(Data items)
....................

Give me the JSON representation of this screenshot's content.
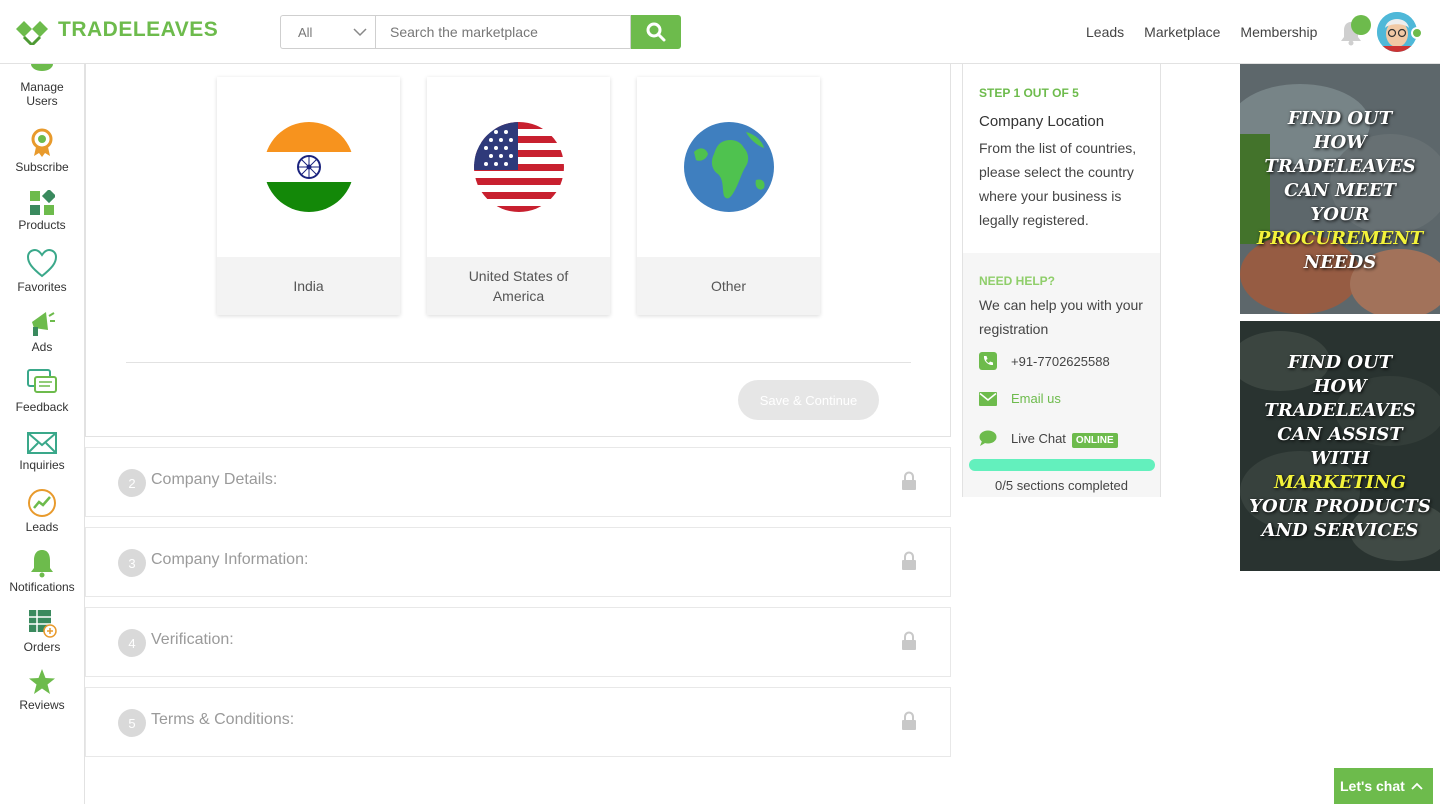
{
  "brand": {
    "name": "TRADELEAVES"
  },
  "search": {
    "category": "All",
    "placeholder": "Search the marketplace"
  },
  "topnav": [
    "Leads",
    "Marketplace",
    "Membership"
  ],
  "sidebar": [
    {
      "label_lines": [
        "Manage",
        "Users"
      ],
      "icon": "users-icon"
    },
    {
      "label_lines": [
        "Subscribe"
      ],
      "icon": "medal-icon"
    },
    {
      "label_lines": [
        "Products"
      ],
      "icon": "products-icon"
    },
    {
      "label_lines": [
        "Favorites"
      ],
      "icon": "heart-icon"
    },
    {
      "label_lines": [
        "Ads"
      ],
      "icon": "megaphone-icon"
    },
    {
      "label_lines": [
        "Feedback"
      ],
      "icon": "feedback-icon"
    },
    {
      "label_lines": [
        "Inquiries"
      ],
      "icon": "envelope-icon"
    },
    {
      "label_lines": [
        "Leads"
      ],
      "icon": "leads-icon"
    },
    {
      "label_lines": [
        "Notifications"
      ],
      "icon": "bell-icon"
    },
    {
      "label_lines": [
        "Orders"
      ],
      "icon": "orders-icon"
    },
    {
      "label_lines": [
        "Reviews"
      ],
      "icon": "star-icon"
    }
  ],
  "countries": [
    {
      "name": "India",
      "flag": "india-flag-icon"
    },
    {
      "name": "United States of America",
      "flag": "usa-flag-icon"
    },
    {
      "name": "Other",
      "flag": "globe-icon"
    }
  ],
  "save_label": "Save & Continue",
  "steps": [
    {
      "num": "2",
      "title": "Company Details:"
    },
    {
      "num": "3",
      "title": "Company Information:"
    },
    {
      "num": "4",
      "title": "Verification:"
    },
    {
      "num": "5",
      "title": "Terms & Conditions:"
    }
  ],
  "help": {
    "step_label": "STEP 1 OUT OF 5",
    "title": "Company Location",
    "description": "From the list of countries, please select the country where your business is legally registered.",
    "need_help": "NEED HELP?",
    "can_help": "We can help you with your registration",
    "phone": "+91-7702625588",
    "email_label": "Email us",
    "live_chat": "Live Chat",
    "online_badge": "ONLINE",
    "progress_fraction": 0,
    "progress_text": "0/5 sections completed"
  },
  "ads": [
    {
      "lines": [
        "FIND OUT",
        "HOW",
        "TRADELEAVES",
        "CAN MEET",
        "YOUR"
      ],
      "highlight": "PROCUREMENT",
      "tail": [
        "NEEDS"
      ]
    },
    {
      "lines": [
        "FIND OUT",
        "HOW",
        "TRADELEAVES",
        "CAN ASSIST",
        "WITH"
      ],
      "highlight": "MARKETING",
      "tail": [
        "YOUR PRODUCTS",
        "AND SERVICES"
      ]
    }
  ],
  "chat_button": "Let's chat",
  "colors": {
    "brand_green": "#6dbb4c",
    "accent_mint": "#63f0bd"
  }
}
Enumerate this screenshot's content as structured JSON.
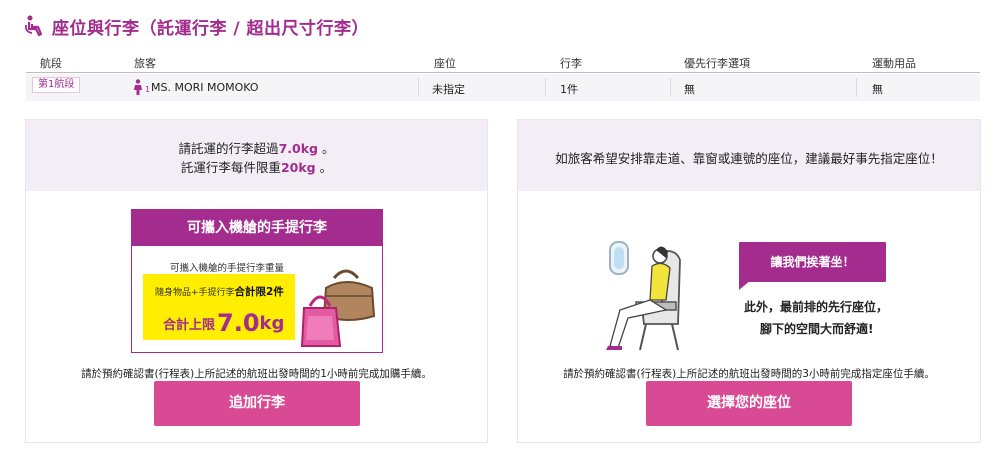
{
  "header": {
    "title": "座位與行李（託運行李 / 超出尺寸行李）",
    "icon": "accessible-seat-icon"
  },
  "table": {
    "headers": [
      "航段",
      "旅客",
      "座位",
      "行李",
      "優先行李選項",
      "運動用品"
    ],
    "row": {
      "segment": "第1航段",
      "passenger_index": "1",
      "passenger_name": "MS. MORI MOMOKO",
      "seat": "未指定",
      "baggage": "1件",
      "priority": "無",
      "sports": "無"
    }
  },
  "left_panel": {
    "line1_pre": "請託運的行李超過",
    "line1_hl": "7.0kg",
    "line1_post": " 。",
    "line2_pre": "託運行李每件限重",
    "line2_hl": "20kg",
    "line2_post": " 。",
    "card_title": "可攜入機艙的手提行李",
    "card_sub": "可攜入機艙的手提行李重量",
    "card_line1_pre": "隨身物品+手提行李",
    "card_line1_bold": "合計限2件",
    "card_line2_pre": "合計上限",
    "card_line2_big": "7.0",
    "card_line2_unit": "kg",
    "note": "請於預約確認書(行程表)上所記述的航班出發時間的1小時前完成加購手續。",
    "button": "追加行李"
  },
  "right_panel": {
    "line1": "如旅客希望安排靠走道、靠窗或連號的座位，建議最好事先指定座位！",
    "bubble": "讓我們挨著坐！",
    "body1": "此外，最前排的先行座位，",
    "body2": "腳下的空間大而舒適!",
    "note": "請於預約確認書(行程表)上所記述的航班出發時間的3小時前完成指定座位手續。",
    "button": "選擇您的座位"
  },
  "colors": {
    "brand": "#a32c8e",
    "button": "#d84a93",
    "panel_top": "#f3eef5",
    "highlight_box": "#ffee00"
  }
}
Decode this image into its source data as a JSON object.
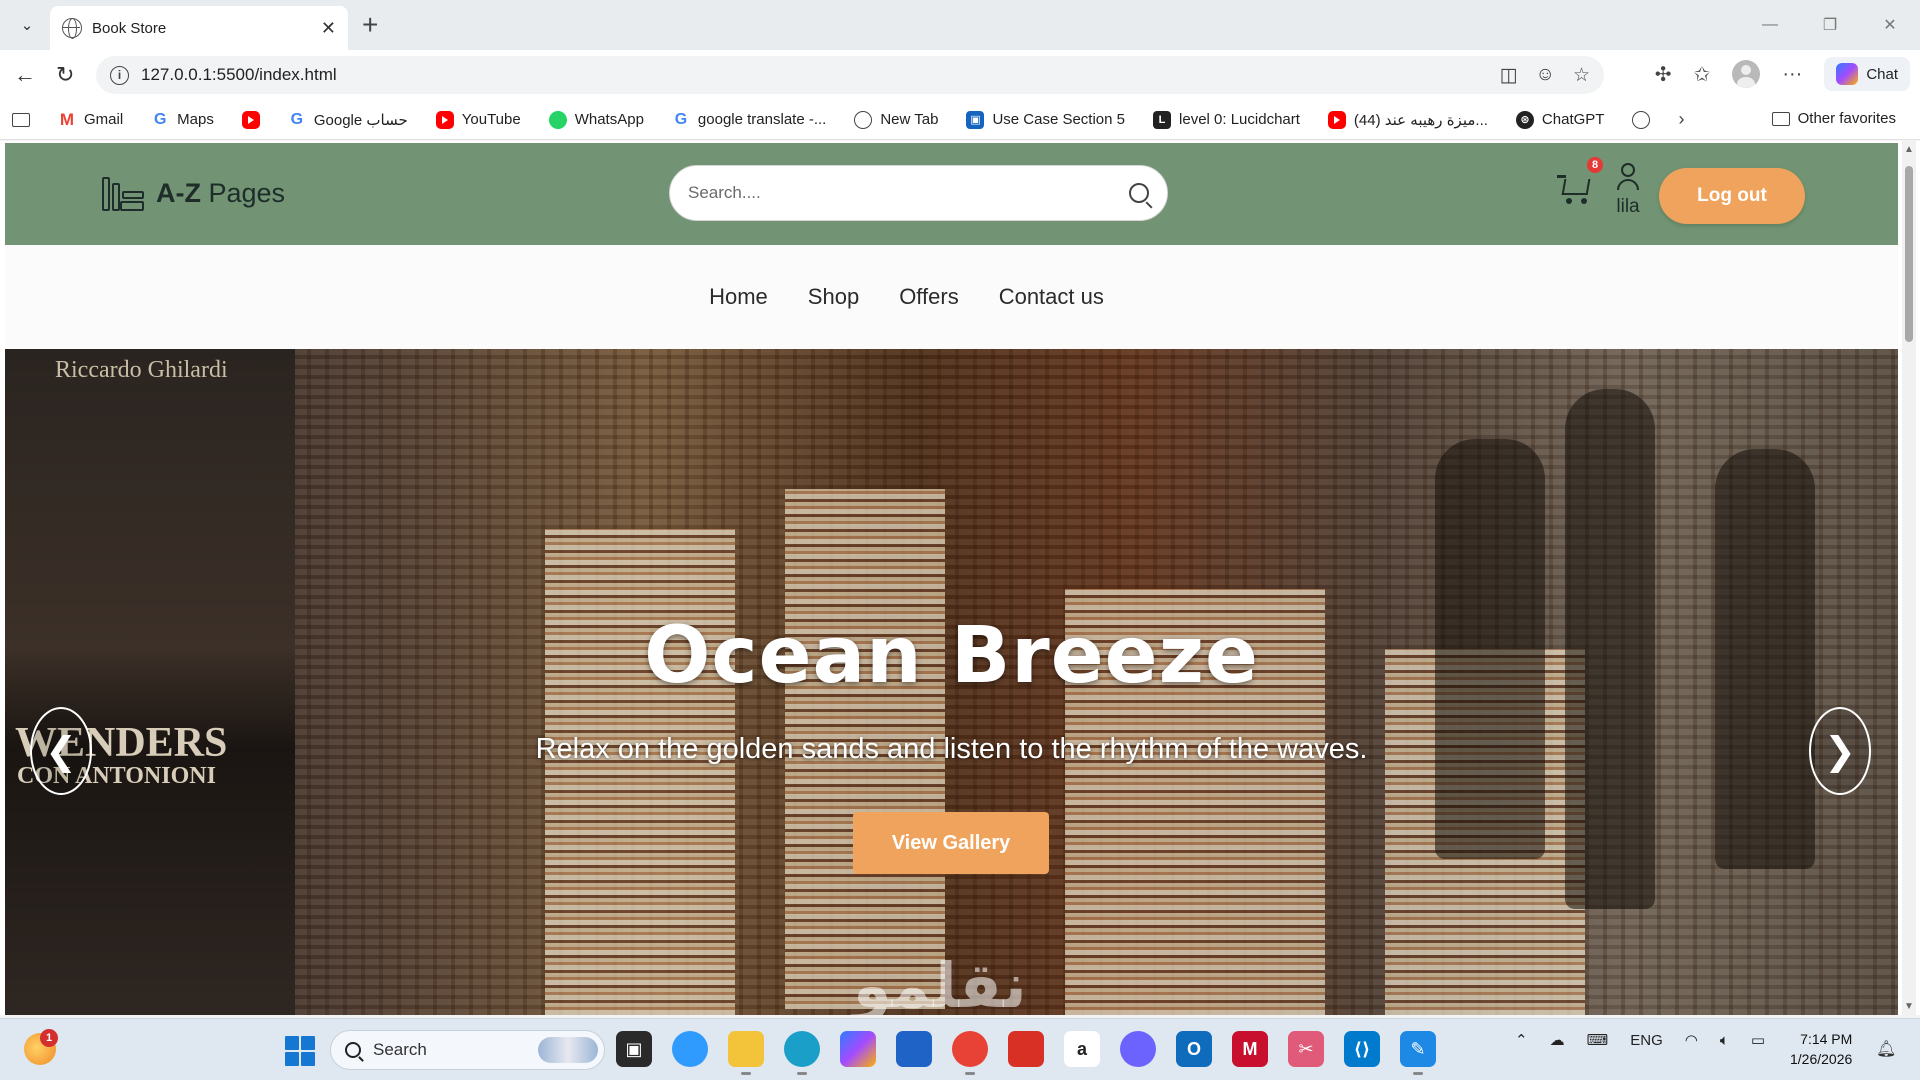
{
  "browser": {
    "tab_title": "Book Store",
    "tab_close": "✕",
    "new_tab": "+",
    "url": "127.0.0.1:5500/index.html",
    "chat_label": "Chat",
    "window_controls": [
      "—",
      "❐",
      "✕"
    ],
    "bookmarks": [
      {
        "label": "Gmail",
        "icon": "gmail-icon"
      },
      {
        "label": "Maps",
        "icon": "google-icon"
      },
      {
        "label": "",
        "icon": "youtube-icon"
      },
      {
        "label": "Google حساب",
        "icon": "google-icon"
      },
      {
        "label": "YouTube",
        "icon": "youtube-icon"
      },
      {
        "label": "WhatsApp",
        "icon": "whatsapp-icon"
      },
      {
        "label": "google translate -...",
        "icon": "google-icon"
      },
      {
        "label": "New Tab",
        "icon": "globe-icon"
      },
      {
        "label": "Use Case Section 5",
        "icon": "usecase-icon"
      },
      {
        "label": "level 0: Lucidchart",
        "icon": "lucidchart-icon"
      },
      {
        "label": "(44) ميزة رهيبه عند...",
        "icon": "youtube-icon"
      },
      {
        "label": "ChatGPT",
        "icon": "chatgpt-icon"
      },
      {
        "label": "",
        "icon": "globe-icon"
      }
    ],
    "other_favorites": "Other favorites"
  },
  "site": {
    "logo_bold": "A-Z",
    "logo_rest": " Pages",
    "search_placeholder": "Search....",
    "cart_count": "8",
    "username": "lila",
    "logout_label": "Log out",
    "nav": [
      "Home",
      "Shop",
      "Offers",
      "Contact us"
    ],
    "hero": {
      "title": "Ocean Breeze",
      "subtitle": "Relax on the golden sands and listen to the rhythm of the waves.",
      "button": "View Gallery",
      "prev": "❮",
      "next": "❯",
      "poster_top": "Riccardo Ghilardi",
      "poster_mid": "WENDERS",
      "poster_sub": "CON ANTONIONI",
      "watermark": "نقلمو"
    }
  },
  "taskbar": {
    "weather_badge": "1",
    "search_label": "Search",
    "tray_lang": "ENG",
    "time": "7:14 PM",
    "date": "1/26/2026",
    "apps": [
      {
        "icon": "copilot-icon",
        "color": "#2f9bff"
      },
      {
        "icon": "file-explorer-icon",
        "color": "#f3c43a"
      },
      {
        "icon": "edge-icon",
        "color": "#1aa0c8"
      },
      {
        "icon": "copilot-app-icon",
        "color": "#9b59ff"
      },
      {
        "icon": "store-icon",
        "color": "#2063c6"
      },
      {
        "icon": "chrome-icon",
        "color": "#e84135"
      },
      {
        "icon": "office-icon",
        "color": "#d93025"
      },
      {
        "icon": "amazon-icon",
        "color": "#222222"
      },
      {
        "icon": "copilot-logo-icon",
        "color": "#6c63ff"
      },
      {
        "icon": "outlook-icon",
        "color": "#0f6cbd"
      },
      {
        "icon": "mcafee-icon",
        "color": "#c8102e"
      },
      {
        "icon": "snipping-tool-icon",
        "color": "#e05a7a"
      },
      {
        "icon": "vscode-icon",
        "color": "#007acc"
      },
      {
        "icon": "paint-icon",
        "color": "#1e88e5"
      }
    ]
  }
}
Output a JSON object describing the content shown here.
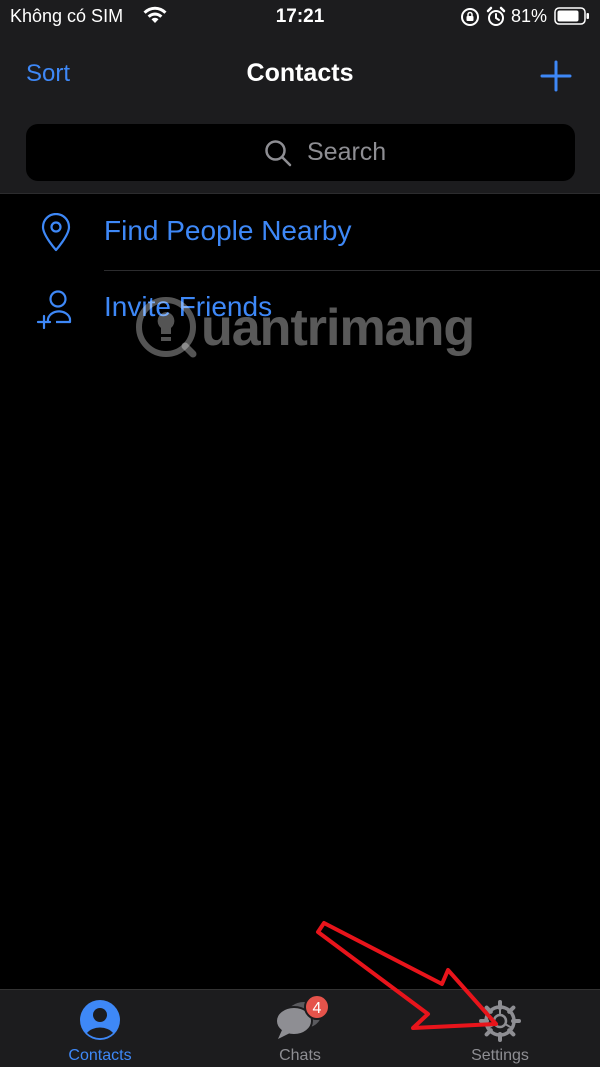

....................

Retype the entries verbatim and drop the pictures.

▶ WRITTEN RESPONSE:
Give me the JSON representation of this screenshot's content.
{
  "brand": {
    "name": "TRADELEAVES"
  },
  "search": {
    "category": "All",
    "placeholder": "Search the marketplace"
  },
  "topnav": [
    "Leads",
    "Marketplace",
    "Membership"
  ],
  "sidebar": [
    {
      "label_lines": [
        "Manage",
        "Users"
      ],
      "icon": "users-icon"
    },
    {
      "label_lines": [
        "Subscribe"
      ],
      "icon": "medal-icon"
    },
    {
      "label_lines": [
        "Products"
      ],
      "icon": "products-icon"
    },
    {
      "label_lines": [
        "Favorites"
      ],
      "icon": "heart-icon"
    },
    {
      "label_lines": [
        "Ads"
      ],
      "icon": "megaphone-icon"
    },
    {
      "label_lines": [
        "Feedback"
      ],
      "icon": "feedback-icon"
    },
    {
      "label_lines": [
        "Inquiries"
      ],
      "icon": "envelope-icon"
    },
    {
      "label_lines": [
        "Leads"
      ],
      "icon": "leads-icon"
    },
    {
      "label_lines": [
        "Notifications"
      ],
      "icon": "bell-icon"
    },
    {
      "label_lines": [
        "Orders"
      ],
      "icon": "orders-icon"
    },
    {
      "label_lines": [
        "Reviews"
      ],
      "icon": "star-icon"
    }
  ],
  "countries": [
    {
      "name": "India",
      "flag": "india-flag-icon"
    },
    {
      "name": "United States of America",
      "flag": "usa-flag-icon"
    },
    {
      "name": "Other",
      "flag": "globe-icon"
    }
  ],
  "save_label": "Save & Continue",
  "steps": [
    {
      "num": "2",
      "title": "Company Details:"
    },
    {
      "num": "3",
      "title": "Company Information:"
    },
    {
      "num": "4",
      "title": "Verification:"
    },
    {
      "num": "5",
      "title": "Terms & Conditions:"
    }
  ],
  "help": {
    "step_label": "STEP 1 OUT OF 5",
    "title": "Company Location",
    "description": "From the list of countries, please select the country where your business is legally registered.",
    "need_help": "NEED HELP?",
    "can_help": "We can help you with your registration",
    "phone": "+91-7702625588",
    "email_label": "Email us",
    "live_chat": "Live Chat",
    "online_badge": "ONLINE",
    "progress_fraction": 0,
    "progress_text": "0/5 sections completed"
  },
  "ads": [
    {
      "lines": [
        "FIND OUT",
        "HOW",
        "TRADELEAVES",
        "CAN MEET",
        "YOUR"
      ],
      "highlight": "PROCUREMENT",
      "tail": [
        "NEEDS"
      ]
    },
    {
      "lines": [
        "FIND OUT",
        "HOW",
        "TRADELEAVES",
        "CAN ASSIST",
        "WITH"
      ],
      "highlight": "MARKETING",
      "tail": [
        "YOUR PRODUCTS",
        "AND SERVICES"
      ]
    }
  ],
  "chat_button": "Let's chat",
  "colors": {
    "brand_green": "#6dbb4c",
    "accent_mint": "#63f0bd"
  }
}
Enumerate this screenshot's content as structured JSON.
{
  "header": {
    "title": "座位與行李（託運行李 / 超出尺寸行李）",
    "icon": "accessible-seat-icon"
  },
  "table": {
    "headers": [
      "航段",
      "旅客",
      "座位",
      "行李",
      "優先行李選項",
      "運動用品"
    ],
    "row": {
      "segment": "第1航段",
      "passenger_index": "1",
      "passenger_name": "MS. MORI MOMOKO",
      "seat": "未指定",
      "baggage": "1件",
      "priority": "無",
      "sports": "無"
    }
  },
  "left_panel": {
    "line1_pre": "請託運的行李超過",
    "line1_hl": "7.0kg",
    "line1_post": " 。",
    "line2_pre": "託運行李每件限重",
    "line2_hl": "20kg",
    "line2_post": " 。",
    "card_title": "可攜入機艙的手提行李",
    "card_sub": "可攜入機艙的手提行李重量",
    "card_line1_pre": "隨身物品+手提行李",
    "card_line1_bold": "合計限2件",
    "card_line2_pre": "合計上限",
    "card_line2_big": "7.0",
    "card_line2_unit": "kg",
    "note": "請於預約確認書(行程表)上所記述的航班出發時間的1小時前完成加購手續。",
    "button": "追加行李"
  },
  "right_panel": {
    "line1": "如旅客希望安排靠走道、靠窗或連號的座位，建議最好事先指定座位！",
    "bubble": "讓我們挨著坐！",
    "body1": "此外，最前排的先行座位，",
    "body2": "腳下的空間大而舒適!",
    "note": "請於預約確認書(行程表)上所記述的航班出發時間的3小時前完成指定座位手續。",
    "button": "選擇您的座位"
  },
  "colors": {
    "brand": "#a32c8e",
    "button": "#d84a93",
    "panel_top": "#f3eef5",
    "highlight_box": "#ffee00"
  }
}
Decode this image into its source data as a JSON object.
{
  "browser": {
    "tab_title": "Book Store",
    "tab_close": "✕",
    "new_tab": "+",
    "url": "127.0.0.1:5500/index.html",
    "chat_label": "Chat",
    "window_controls": [
      "—",
      "❐",
      "✕"
    ],
    "bookmarks": [
      {
        "label": "Gmail",
        "icon": "gmail-icon"
      },
      {
        "label": "Maps",
        "icon": "google-icon"
      },
      {
        "label": "",
        "icon": "youtube-icon"
      },
      {
        "label": "Google حساب",
        "icon": "google-icon"
      },
      {
        "label": "YouTube",
        "icon": "youtube-icon"
      },
      {
        "label": "WhatsApp",
        "icon": "whatsapp-icon"
      },
      {
        "label": "google translate -...",
        "icon": "google-icon"
      },
      {
        "label": "New Tab",
        "icon": "globe-icon"
      },
      {
        "label": "Use Case Section 5",
        "icon": "usecase-icon"
      },
      {
        "label": "level 0: Lucidchart",
        "icon": "lucidchart-icon"
      },
      {
        "label": "(44) ميزة رهيبه عند...",
        "icon": "youtube-icon"
      },
      {
        "label": "ChatGPT",
        "icon": "chatgpt-icon"
      },
      {
        "label": "",
        "icon": "globe-icon"
      }
    ],
    "other_favorites": "Other favorites"
  },
  "site": {
    "logo_bold": "A-Z",
    "logo_rest": " Pages",
    "search_placeholder": "Search....",
    "cart_count": "8",
    "username": "lila",
    "logout_label": "Log out",
    "nav": [
      "Home",
      "Shop",
      "Offers",
      "Contact us"
    ],
    "hero": {
      "title": "Ocean Breeze",
      "subtitle": "Relax on the golden sands and listen to the rhythm of the waves.",
      "button": "View Gallery",
      "prev": "❮",
      "next": "❯",
      "poster_top": "Riccardo Ghilardi",
      "poster_mid": "WENDERS",
      "poster_sub": "CON ANTONIONI",
      "watermark": "نقلمو"
    }
  },
  "taskbar": {
    "weather_badge": "1",
    "search_label": "Search",
    "tray_lang": "ENG",
    "time": "7:14 PM",
    "date": "1/26/2026",
    "apps": [
      {
        "icon": "copilot-icon",
        "color": "#2f9bff"
      },
      {
        "icon": "file-explorer-icon",
        "color": "#f3c43a"
      },
      {
        "icon": "edge-icon",
        "color": "#1aa0c8"
      },
      {
        "icon": "copilot-app-icon",
        "color": "#9b59ff"
      },
      {
        "icon": "store-icon",
        "color": "#2063c6"
      },
      {
        "icon": "chrome-icon",
        "color": "#e84135"
      },
      {
        "icon": "office-icon",
        "color": "#d93025"
      },
      {
        "icon": "amazon-icon",
        "color": "#222222"
      },
      {
        "icon": "copilot-logo-icon",
        "color": "#6c63ff"
      },
      {
        "icon": "outlook-icon",
        "color": "#0f6cbd"
      },
      {
        "icon": "mcafee-icon",
        "color": "#c8102e"
      },
      {
        "icon": "snipping-tool-icon",
        "color": "#e05a7a"
      },
      {
        "icon": "vscode-icon",
        "color": "#007acc"
      },
      {
        "icon": "paint-icon",
        "color": "#1e88e5"
      }
    ]
  }
}
Output a JSON object describing the content shown here.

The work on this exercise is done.